To make things easier, it is human nature to  find the path of least resistance. In other words, taking shortcuts to get what needs to be done. Shortcuts make you look bad, because most of the time, they are temporary fixes. In the long run, you end up plugging holes for free.

Be a Cassanova

Engaging in flirtatious actvities with employees is very unprofessional. It gets in the way.

Politics and religion

Do not participate in these discussions. They bring bad juju to your project.

Acting high and mighty

A consultant was hired to do a specific job. Like any other employee. But still considered an outsider. No matter what. Puffing up one's breast feathers just ruffles other's feathers. You are not a god. you may end up not listening to the employees, which are the most important link to gettting the job done. They are the frontliners.

Cutting down other consultant's work

Very unprofessional. Makes you look like a schmuck. To clients and other consultants

Have I made myself clear? A consultant's competition will be thankful after you fall into any of these pitfalls.


Valentine's day approaching...

This morning as the sun came up I reflected on the first week of 2010. It is during these moments that images, memories and dejavus are most vivid. The past has come around during this reminiscing, and it is really intriguing that Valentin'e day is just arounf the corner. As a personal chef, I have had the privilege to see couples in varying stages of love and total abandonment. Such is infatuation, love, affection, the kind of stuff that inspires, induces uncontrollable giggles, warm hugs and kisses.

So for this specific reason, I wrote up a menu that most couples would enjoy. In other words, I have decided to offer my services as a personal chef to the lovelorn, to the couples, to the people who value each other. It would be a great event to have to nuzzle into each other in the privacy of their own homes instead of wrestling for a reservation at a busy restaurant or hotel.
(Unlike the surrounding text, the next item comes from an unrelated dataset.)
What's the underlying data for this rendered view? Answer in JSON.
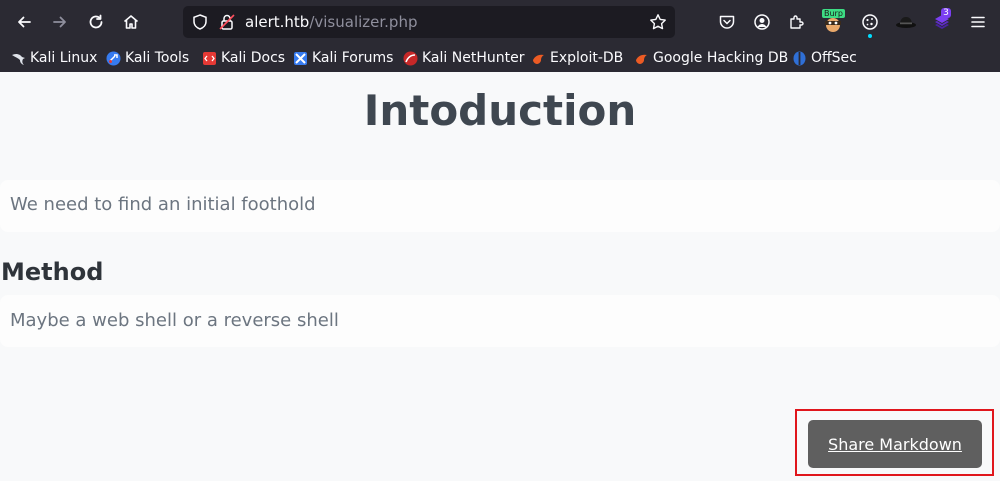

Quiet. Secluded. Private. Personal. And me me silently in the background nudging the magic along as the evening progresses.
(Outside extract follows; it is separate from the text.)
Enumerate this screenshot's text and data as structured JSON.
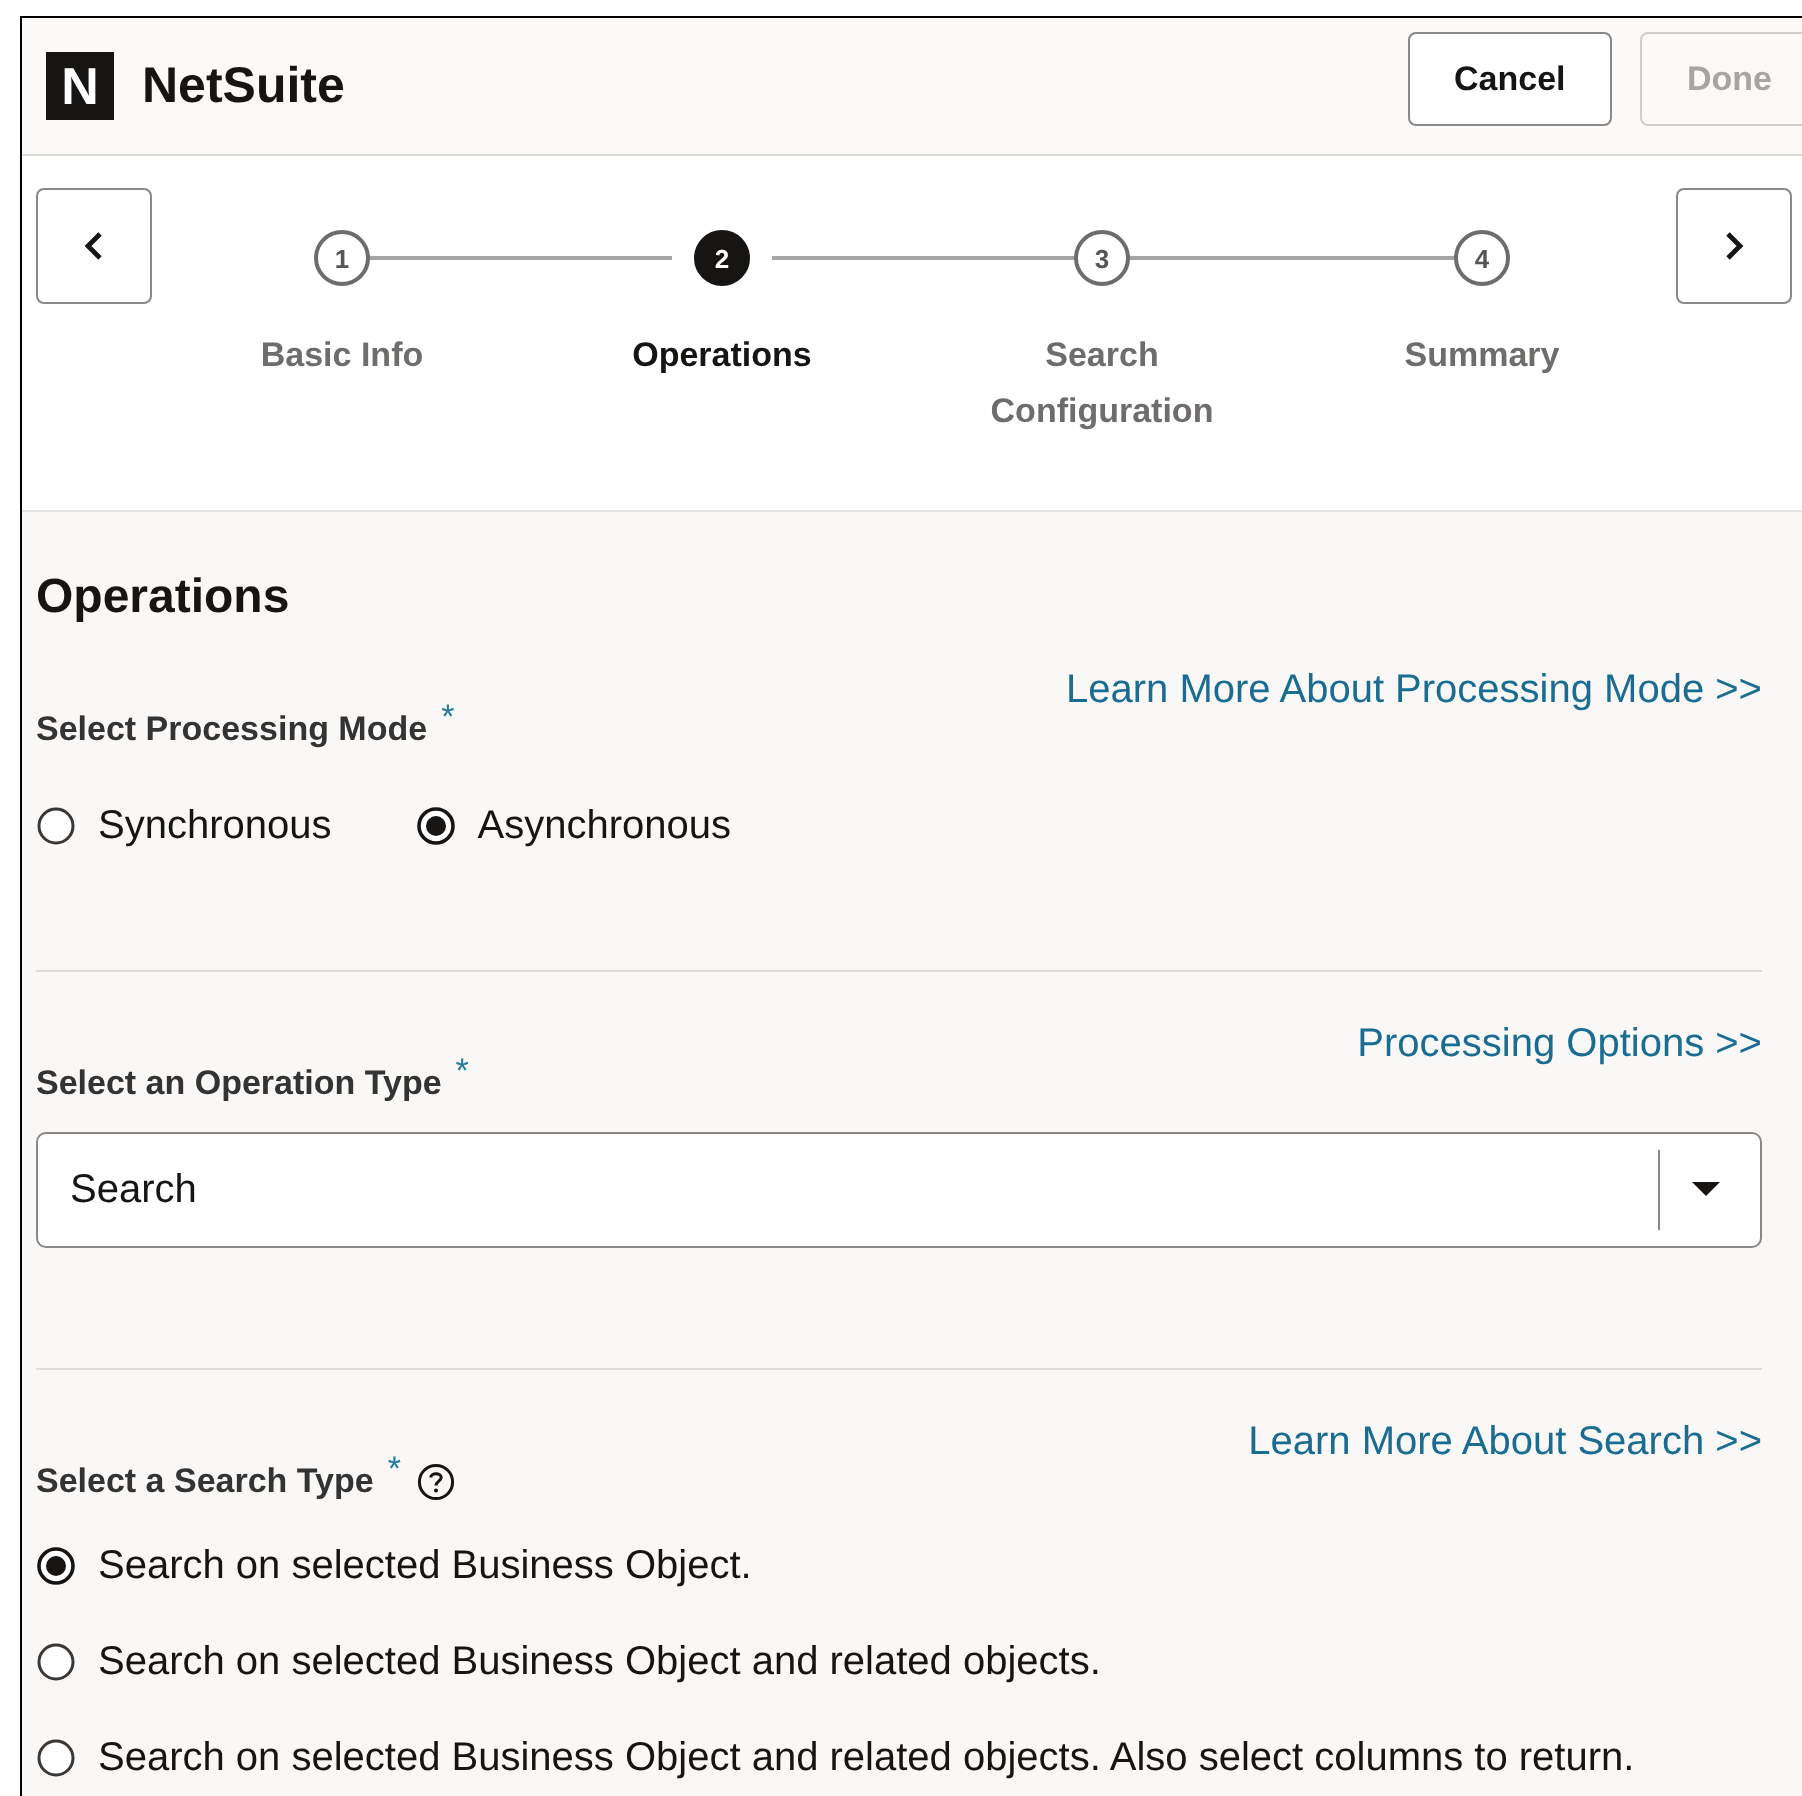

Perhaps in one of those evenings I would lay witness to a rare proposal, or the unique declaration of love. Sigh.


Morning peace, tranquility and a good heavy waffle iron
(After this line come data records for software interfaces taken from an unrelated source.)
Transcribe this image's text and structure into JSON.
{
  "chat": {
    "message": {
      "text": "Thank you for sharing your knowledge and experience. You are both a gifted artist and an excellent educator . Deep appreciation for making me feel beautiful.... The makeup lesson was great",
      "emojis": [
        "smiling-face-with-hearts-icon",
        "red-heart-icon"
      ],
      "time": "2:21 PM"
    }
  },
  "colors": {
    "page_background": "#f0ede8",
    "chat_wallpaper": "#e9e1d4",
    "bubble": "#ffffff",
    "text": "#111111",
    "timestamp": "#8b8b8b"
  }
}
Fresh coffee and a a golden sunrise. By the window watching the delicate light illuminate each dew on each blade of grass, slowly bringing life to the darkest before dawn. The distant crow of an overzealous rooster. Reminiscing. Absorbing the tranquility. The calm before the chaos of today's activities. Savoring the isolation from the world. 'Everything but the girl' crooning softly in the background, like in a dream. Fresh strawberries were delivered yesterday. And the cranberries were made into delicious sweet savory jam spiced with cinnamon.
1 3/4 cups all-purpose flour
1 teaspoon baking powder
1/4 teaspoon salt
2 egg yolks
1 3/4 cups milk
1/2 cup canola oil
2 egg whites

1. In a medium mixing bowl stir together flour, baking powder, and salt. Make a well in the center.
2. In another bowl beat egg yolks slightly. Stir in milk and oil.
3. Add egg yolk mixture all at once to the dry mixture. Stir just till moistened (should be lumpy).
4. In a small bowl beat egg whites until stiff peaks form (tips stand straight up).
5. Gently fold egg whites into flour and egg yolk mixture, leaving a few fluffs of egg white, Do not overmix.
6. Spoon waffle batter into your waffle iron, making sure not to overfill it.
7. Serve with real maple syrup and unsalted butter.
Would it be too much to aks to just have this on the couch?